■ Work request: Return each record shown below exactly, with none omitted.

━━━━━ Given records ━━━━━

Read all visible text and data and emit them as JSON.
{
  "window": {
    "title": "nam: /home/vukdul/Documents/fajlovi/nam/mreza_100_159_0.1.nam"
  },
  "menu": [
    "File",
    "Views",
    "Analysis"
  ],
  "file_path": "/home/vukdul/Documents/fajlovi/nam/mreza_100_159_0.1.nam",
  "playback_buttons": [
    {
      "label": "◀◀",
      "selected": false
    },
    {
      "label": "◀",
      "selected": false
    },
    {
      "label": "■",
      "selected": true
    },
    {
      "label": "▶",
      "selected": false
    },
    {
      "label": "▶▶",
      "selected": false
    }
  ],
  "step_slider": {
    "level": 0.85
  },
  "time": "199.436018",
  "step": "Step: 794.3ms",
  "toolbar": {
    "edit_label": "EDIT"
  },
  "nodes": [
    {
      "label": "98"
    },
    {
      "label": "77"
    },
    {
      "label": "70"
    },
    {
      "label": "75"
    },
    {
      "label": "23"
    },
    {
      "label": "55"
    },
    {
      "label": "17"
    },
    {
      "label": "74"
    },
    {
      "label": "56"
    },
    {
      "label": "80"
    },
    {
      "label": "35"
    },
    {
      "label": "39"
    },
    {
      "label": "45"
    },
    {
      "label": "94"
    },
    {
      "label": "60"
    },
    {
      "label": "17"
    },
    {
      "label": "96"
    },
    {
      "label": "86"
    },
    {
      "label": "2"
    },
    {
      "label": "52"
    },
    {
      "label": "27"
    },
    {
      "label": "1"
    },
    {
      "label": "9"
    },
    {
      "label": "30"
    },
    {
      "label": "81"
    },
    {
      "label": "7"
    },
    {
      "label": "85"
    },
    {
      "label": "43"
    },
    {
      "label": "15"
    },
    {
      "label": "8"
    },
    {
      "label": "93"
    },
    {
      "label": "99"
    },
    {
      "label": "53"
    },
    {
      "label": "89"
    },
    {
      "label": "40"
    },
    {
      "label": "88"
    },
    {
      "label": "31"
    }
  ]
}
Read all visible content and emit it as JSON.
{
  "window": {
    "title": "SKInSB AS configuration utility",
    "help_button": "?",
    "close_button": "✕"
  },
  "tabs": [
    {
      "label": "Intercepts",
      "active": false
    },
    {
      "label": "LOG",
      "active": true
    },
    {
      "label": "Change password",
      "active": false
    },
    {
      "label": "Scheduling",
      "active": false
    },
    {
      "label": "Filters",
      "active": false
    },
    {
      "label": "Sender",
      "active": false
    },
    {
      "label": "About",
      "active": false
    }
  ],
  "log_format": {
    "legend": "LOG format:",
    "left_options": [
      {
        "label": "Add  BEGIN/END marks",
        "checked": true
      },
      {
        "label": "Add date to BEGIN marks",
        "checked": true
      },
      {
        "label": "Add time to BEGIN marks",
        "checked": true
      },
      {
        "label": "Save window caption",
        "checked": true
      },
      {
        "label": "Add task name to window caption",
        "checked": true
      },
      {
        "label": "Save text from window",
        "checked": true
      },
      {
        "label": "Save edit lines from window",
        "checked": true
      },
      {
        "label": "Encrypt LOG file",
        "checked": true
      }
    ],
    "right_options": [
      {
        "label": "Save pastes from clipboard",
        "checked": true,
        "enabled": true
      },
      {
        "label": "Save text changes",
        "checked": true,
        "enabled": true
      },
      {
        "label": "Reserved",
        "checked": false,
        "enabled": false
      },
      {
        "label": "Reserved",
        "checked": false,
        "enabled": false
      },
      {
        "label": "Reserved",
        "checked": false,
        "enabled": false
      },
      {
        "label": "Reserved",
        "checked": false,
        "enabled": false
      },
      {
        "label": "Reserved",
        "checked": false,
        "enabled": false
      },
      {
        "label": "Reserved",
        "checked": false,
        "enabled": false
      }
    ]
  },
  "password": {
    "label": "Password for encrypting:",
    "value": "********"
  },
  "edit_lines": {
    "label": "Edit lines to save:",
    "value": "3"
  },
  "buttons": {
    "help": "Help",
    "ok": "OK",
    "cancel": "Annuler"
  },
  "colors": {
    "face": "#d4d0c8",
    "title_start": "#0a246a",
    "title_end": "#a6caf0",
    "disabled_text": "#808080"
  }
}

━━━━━

■ Finished task:
Read all visible text and data and emit them as JSON.
{
  "window": {
    "title": "nam: /home/vukdul/Documents/fajlovi/nam/mreza_100_159_0.1.nam"
  },
  "menu": [
    "File",
    "Views",
    "Analysis"
  ],
  "file_path": "/home/vukdul/Documents/fajlovi/nam/mreza_100_159_0.1.nam",
  "playback_buttons": [
    {
      "label": "◀◀",
      "selected": false
    },
    {
      "label": "◀",
      "selected": false
    },
    {
      "label": "■",
      "selected": true
    },
    {
      "label": "▶",
      "selected": false
    },
    {
      "label": "▶▶",
      "selected": false
    }
  ],
  "step_slider": {
    "level": 0.85
  },
  "time": "199.436018",
  "step": "Step: 794.3ms",
  "toolbar": {
    "edit_label": "EDIT"
  },
  "nodes": [
    {
      "label": "98"
    },
    {
      "label": "77"
    },
    {
      "label": "70"
    },
    {
      "label": "75"
    },
    {
      "label": "23"
    },
    {
      "label": "55"
    },
    {
      "label": "17"
    },
    {
      "label": "74"
    },
    {
      "label": "56"
    },
    {
      "label": "80"
    },
    {
      "label": "35"
    },
    {
      "label": "39"
    },
    {
      "label": "45"
    },
    {
      "label": "94"
    },
    {
      "label": "60"
    },
    {
      "label": "17"
    },
    {
      "label": "96"
    },
    {
      "label": "86"
    },
    {
      "label": "2"
    },
    {
      "label": "52"
    },
    {
      "label": "27"
    },
    {
      "label": "1"
    },
    {
      "label": "9"
    },
    {
      "label": "30"
    },
    {
      "label": "81"
    },
    {
      "label": "7"
    },
    {
      "label": "85"
    },
    {
      "label": "43"
    },
    {
      "label": "15"
    },
    {
      "label": "8"
    },
    {
      "label": "93"
    },
    {
      "label": "99"
    },
    {
      "label": "53"
    },
    {
      "label": "89"
    },
    {
      "label": "40"
    },
    {
      "label": "88"
    },
    {
      "label": "31"
    }
  ]
}
Read all visible content and emit it as JSON.
{
  "window": {
    "title": "SKInSB AS configuration utility",
    "help_button": "?",
    "close_button": "✕"
  },
  "tabs": [
    {
      "label": "Intercepts",
      "active": false
    },
    {
      "label": "LOG",
      "active": true
    },
    {
      "label": "Change password",
      "active": false
    },
    {
      "label": "Scheduling",
      "active": false
    },
    {
      "label": "Filters",
      "active": false
    },
    {
      "label": "Sender",
      "active": false
    },
    {
      "label": "About",
      "active": false
    }
  ],
  "log_format": {
    "legend": "LOG format:",
    "left_options": [
      {
        "label": "Add  BEGIN/END marks",
        "checked": true
      },
      {
        "label": "Add date to BEGIN marks",
        "checked": true
      },
      {
        "label": "Add time to BEGIN marks",
        "checked": true
      },
      {
        "label": "Save window caption",
        "checked": true
      },
      {
        "label": "Add task name to window caption",
        "checked": true
      },
      {
        "label": "Save text from window",
        "checked": true
      },
      {
        "label": "Save edit lines from window",
        "checked": true
      },
      {
        "label": "Encrypt LOG file",
        "checked": true
      }
    ],
    "right_options": [
      {
        "label": "Save pastes from clipboard",
        "checked": true,
        "enabled": true
      },
      {
        "label": "Save text changes",
        "checked": true,
        "enabled": true
      },
      {
        "label": "Reserved",
        "checked": false,
        "enabled": false
      },
      {
        "label": "Reserved",
        "checked": false,
        "enabled": false
      },
      {
        "label": "Reserved",
        "checked": false,
        "enabled": false
      },
      {
        "label": "Reserved",
        "checked": false,
        "enabled": false
      },
      {
        "label": "Reserved",
        "checked": false,
        "enabled": false
      },
      {
        "label": "Reserved",
        "checked": false,
        "enabled": false
      }
    ]
  },
  "password": {
    "label": "Password for encrypting:",
    "value": "********"
  },
  "edit_lines": {
    "label": "Edit lines to save:",
    "value": "3"
  },
  "buttons": {
    "help": "Help",
    "ok": "OK",
    "cancel": "Annuler"
  },
  "colors": {
    "face": "#d4d0c8",
    "title_start": "#0a246a",
    "title_end": "#a6caf0",
    "disabled_text": "#808080"
  }
}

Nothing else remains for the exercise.